I’ve been lying to myself.
We all tell lies, little stories, versions of the truth that comfort us somehow.
We justify our behaviour. Tell ourselves we don’t care about something because we’re afraid of losing it. Tell ourselves we’re more important/prettier/better than someone else, because we know we’re not.
Me? I’ve been lying to myself about not having the time to write.
The little story I’ve been telling myself is that there are two sides to me:
- Writer Anna, a creative daydreamer who loves stories and romance
- Work Anna, an efficient, no-nonsense print production manager
In the last few years, my job has grown rapidly. The more success I have, the more responsibility I’m given.
Yet this eats into my mental energy. By the time I step out of the office, my brain has turned to mush. I’m drained; I cannot face writing.
That’s why I haven’t been writing, I tell myself.

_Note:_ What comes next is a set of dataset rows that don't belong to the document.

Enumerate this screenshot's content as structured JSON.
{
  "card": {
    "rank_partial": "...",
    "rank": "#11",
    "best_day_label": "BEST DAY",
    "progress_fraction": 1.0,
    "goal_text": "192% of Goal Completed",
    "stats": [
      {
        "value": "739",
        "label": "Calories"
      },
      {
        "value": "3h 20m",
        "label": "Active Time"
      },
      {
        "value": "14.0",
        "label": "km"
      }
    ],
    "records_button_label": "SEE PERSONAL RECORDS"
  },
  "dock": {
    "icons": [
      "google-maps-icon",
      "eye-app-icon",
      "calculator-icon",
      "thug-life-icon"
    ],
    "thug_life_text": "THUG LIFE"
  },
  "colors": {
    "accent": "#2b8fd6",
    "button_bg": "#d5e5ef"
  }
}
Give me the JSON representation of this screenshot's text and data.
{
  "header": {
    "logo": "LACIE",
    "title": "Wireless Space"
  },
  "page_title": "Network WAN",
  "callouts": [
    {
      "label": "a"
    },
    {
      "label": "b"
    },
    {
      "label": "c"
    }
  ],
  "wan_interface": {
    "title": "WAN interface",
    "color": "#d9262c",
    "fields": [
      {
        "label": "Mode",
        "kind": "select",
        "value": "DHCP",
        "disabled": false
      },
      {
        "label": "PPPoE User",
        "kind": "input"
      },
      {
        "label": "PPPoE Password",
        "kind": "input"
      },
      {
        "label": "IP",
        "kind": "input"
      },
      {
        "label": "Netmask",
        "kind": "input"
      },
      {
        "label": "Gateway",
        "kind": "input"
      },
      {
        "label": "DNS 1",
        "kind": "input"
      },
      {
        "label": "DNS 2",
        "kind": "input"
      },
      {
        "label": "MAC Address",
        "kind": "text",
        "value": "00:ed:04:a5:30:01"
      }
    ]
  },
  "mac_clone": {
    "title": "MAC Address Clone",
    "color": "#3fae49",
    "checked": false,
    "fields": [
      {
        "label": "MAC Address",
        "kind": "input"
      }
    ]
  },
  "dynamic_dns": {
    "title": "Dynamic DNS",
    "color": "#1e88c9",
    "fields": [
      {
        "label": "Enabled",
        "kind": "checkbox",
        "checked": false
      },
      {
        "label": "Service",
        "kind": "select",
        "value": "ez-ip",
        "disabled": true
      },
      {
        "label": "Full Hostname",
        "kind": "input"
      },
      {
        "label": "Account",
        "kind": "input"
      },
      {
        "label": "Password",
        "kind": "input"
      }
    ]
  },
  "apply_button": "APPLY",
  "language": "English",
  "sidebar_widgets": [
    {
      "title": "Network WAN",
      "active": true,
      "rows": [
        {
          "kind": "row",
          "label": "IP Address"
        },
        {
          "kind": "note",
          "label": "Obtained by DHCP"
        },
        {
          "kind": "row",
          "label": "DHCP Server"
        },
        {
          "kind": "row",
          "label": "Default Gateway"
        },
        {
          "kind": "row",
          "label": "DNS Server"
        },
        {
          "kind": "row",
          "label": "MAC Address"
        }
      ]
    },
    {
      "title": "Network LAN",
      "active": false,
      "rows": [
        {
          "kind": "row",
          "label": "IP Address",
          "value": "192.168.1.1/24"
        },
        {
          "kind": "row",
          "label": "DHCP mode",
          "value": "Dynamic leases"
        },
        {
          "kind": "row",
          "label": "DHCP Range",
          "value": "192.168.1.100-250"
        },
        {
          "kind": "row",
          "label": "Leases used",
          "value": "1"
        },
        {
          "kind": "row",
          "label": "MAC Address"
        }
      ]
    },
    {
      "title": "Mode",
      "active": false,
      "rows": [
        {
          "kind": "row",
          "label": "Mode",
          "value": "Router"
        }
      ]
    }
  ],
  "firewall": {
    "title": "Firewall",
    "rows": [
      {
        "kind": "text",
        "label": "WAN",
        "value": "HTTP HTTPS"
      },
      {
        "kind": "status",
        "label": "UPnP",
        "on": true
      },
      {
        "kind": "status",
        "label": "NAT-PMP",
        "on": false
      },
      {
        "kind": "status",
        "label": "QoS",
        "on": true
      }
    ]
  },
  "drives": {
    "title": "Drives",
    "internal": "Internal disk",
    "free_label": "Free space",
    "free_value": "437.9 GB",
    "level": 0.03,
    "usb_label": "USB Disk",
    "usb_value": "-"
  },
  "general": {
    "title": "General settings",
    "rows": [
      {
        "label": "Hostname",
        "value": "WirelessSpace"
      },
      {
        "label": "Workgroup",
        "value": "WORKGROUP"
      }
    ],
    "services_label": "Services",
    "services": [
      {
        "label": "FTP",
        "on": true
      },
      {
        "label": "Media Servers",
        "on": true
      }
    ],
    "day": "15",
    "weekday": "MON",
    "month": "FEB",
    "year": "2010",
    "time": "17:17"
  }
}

No time, no energy. There’s nothing I can do about it.
That simply isn’t true.
I see authors on twitter juggling jobs, kids, partners, friends and writing without batting an eye. If they’ve found a solution, why can’t I strike that balance?
The truth is, “it’s a scheduling conflict” is a far more comforting story than “I’m lazy and/or lack motivation”. (Ironic, really, given that my day job is all about workflow management…)
Yes, work is tiring, and I need to pay the bills, and I need a social life… but it’s a lie to say that I’m doing everything I can.
Ultimately I have two options:
Keep lying to myself, and pretend there is nothing I can do to change the status quo.
Or admit that however I ended up in this creative rut, this dry spell of blank pages, it’s my responsibility to find a solution — because no one else will.
Now, let me get those schedules out…